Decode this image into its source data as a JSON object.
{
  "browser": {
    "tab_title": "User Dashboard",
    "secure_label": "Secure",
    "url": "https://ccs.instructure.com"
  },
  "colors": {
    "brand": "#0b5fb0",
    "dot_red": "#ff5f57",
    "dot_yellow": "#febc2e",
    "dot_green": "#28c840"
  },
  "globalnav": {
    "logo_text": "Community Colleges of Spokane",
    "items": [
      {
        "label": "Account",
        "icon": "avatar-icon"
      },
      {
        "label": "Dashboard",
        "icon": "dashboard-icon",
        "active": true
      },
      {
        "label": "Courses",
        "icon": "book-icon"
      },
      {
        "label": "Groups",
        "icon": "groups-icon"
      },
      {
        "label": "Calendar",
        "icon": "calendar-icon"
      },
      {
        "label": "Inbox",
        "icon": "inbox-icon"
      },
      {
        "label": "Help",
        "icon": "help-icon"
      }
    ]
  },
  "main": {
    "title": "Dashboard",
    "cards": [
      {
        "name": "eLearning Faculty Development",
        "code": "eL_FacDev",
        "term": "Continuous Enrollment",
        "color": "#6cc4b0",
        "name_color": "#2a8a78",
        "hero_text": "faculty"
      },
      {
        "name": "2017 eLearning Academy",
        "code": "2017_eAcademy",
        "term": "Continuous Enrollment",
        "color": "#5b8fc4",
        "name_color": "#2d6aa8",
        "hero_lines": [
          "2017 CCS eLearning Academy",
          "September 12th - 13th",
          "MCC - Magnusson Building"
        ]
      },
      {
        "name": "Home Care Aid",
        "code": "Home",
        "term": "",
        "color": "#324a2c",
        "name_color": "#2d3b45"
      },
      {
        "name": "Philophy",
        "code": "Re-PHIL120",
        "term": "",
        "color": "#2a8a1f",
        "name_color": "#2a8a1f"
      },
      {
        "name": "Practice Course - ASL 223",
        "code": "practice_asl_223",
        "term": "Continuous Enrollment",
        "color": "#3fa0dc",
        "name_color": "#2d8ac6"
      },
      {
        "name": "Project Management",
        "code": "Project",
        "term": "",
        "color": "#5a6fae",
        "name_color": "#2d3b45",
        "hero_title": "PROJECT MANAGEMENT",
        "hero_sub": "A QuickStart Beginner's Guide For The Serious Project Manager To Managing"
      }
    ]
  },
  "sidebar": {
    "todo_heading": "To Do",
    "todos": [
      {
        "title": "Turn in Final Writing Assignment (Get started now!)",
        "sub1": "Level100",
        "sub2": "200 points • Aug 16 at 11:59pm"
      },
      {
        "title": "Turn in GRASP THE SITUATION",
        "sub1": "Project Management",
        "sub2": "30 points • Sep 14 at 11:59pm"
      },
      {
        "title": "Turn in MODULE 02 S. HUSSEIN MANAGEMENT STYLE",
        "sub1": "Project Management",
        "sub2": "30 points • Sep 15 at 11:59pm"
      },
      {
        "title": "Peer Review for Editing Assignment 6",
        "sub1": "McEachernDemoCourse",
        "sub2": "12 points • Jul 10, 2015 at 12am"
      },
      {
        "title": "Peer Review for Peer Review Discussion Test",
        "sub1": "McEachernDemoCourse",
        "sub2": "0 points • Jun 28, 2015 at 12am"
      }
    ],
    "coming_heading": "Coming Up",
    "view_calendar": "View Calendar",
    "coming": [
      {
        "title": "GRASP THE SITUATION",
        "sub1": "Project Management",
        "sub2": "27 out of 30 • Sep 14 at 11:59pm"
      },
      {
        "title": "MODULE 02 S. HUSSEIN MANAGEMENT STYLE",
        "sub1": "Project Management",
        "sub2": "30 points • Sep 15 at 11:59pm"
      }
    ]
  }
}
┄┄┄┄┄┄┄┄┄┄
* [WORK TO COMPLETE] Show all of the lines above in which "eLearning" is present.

* [ANSWER BOX]
        "name": "eLearning Faculty Development",
        "name": "2017 eLearning Academy",
          "2017 CCS eLearning Academy",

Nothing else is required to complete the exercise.